Since Ohio State announced its partnership with Apple in the fall, the university has released few details beyond the basics of the partnership. Monday, members of Ohio State’s digital flagship team held a town hall to increase transparency on the university’s technological initiative launched in October.
Corey Tressler and Liv Gjestvang from the Office of Distance Education and eLearning answered questions from students and staff during the meeting about the university’s partnership with tech giant Apple.
They said the digital flagship initiative has transitioned to a partnership with Apple and has three pillars at its core: student technology, coding curriculum, and app development.
Pilot iPad courses were launched this semester and around 130 students participated. After the test period, students asked for more strategic guidance such as instruction on how to handle cloud storage and more tutorials for apps.
The eLearning team decided it also needed to have multiple points of contact where the technology is integrated into the classroom.
Tressler said the note taking on iPad apps is a leg-up for students in the classroom.
“You can, very quickly and on the fly, change color as you create sort of a pattern for yourself in taking notes to remember what you have questions about or what to call out in your notes,” said Tressler, the associate director of Learning Programs.
A new Ohio State app will have all orientation information, tutorials for the device and will be updated with relevant information such as move-in and post-orientation materials.

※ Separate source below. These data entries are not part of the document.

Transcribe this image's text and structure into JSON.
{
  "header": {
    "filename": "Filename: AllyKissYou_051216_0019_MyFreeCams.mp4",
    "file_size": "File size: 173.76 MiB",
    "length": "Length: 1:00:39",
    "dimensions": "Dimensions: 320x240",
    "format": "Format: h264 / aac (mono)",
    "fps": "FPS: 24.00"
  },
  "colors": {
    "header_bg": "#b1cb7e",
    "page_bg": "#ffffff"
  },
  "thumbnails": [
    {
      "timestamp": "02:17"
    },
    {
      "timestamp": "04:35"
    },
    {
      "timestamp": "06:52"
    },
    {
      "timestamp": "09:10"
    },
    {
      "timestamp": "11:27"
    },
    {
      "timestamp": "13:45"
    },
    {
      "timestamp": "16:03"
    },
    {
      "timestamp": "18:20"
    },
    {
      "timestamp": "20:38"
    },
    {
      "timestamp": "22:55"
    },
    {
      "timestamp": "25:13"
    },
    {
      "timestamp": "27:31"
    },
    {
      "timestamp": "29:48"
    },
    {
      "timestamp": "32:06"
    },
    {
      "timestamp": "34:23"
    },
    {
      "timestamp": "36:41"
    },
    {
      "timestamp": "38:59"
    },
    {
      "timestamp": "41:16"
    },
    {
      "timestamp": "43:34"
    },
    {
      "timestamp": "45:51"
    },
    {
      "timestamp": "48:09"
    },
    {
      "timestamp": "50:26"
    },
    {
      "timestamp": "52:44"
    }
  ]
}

The app includes many features already available in the myOSU app, but adds a separate tab for opportunities to get involved on campus such as student organization information. In addition, it includes a student-focused course planner where a student can drag and drop scenario-based scheduling to plan their educational experience before they meet with an adviser.
Of all the 1000- and 2000-level courses offered at Ohio State, 45 will require iPads in the fall. Instructors will receive training with digital flagship educators, and it is estimated more than 2,000 students will participate in iPad courses.
The flagship team anticipates that as the population with iPads shifts to second-years and beyond, iPads will be integrated into higher-level courses, as well. For now, they are targeting the first-year courses with the highest enrollment, which is a reason survey classes also were targeted.
For every course offered as an iPad required course, there is a counterpart section that does not require the device.
A coding curriculum in coding-specific courses also will be emphasized. The final component of the initiative is app development to cultivate community solutions using creative tools.
The physical iOS design lab location is still not finalized. The location could potentially be East 15th Avenue and North High Street, across from the Wexner Center for the Arts, with the temporary location likely being in the South Campus Gateway space. There also are plans for a mobile design lab that will essentially be a van with support staff available to travel throughout campus.
“We do know that offering a project of this scale and moving as quickly as we are that there are a lot of things we are not going to get right the first time,” said Gjestvang, associate vice president of learning technology.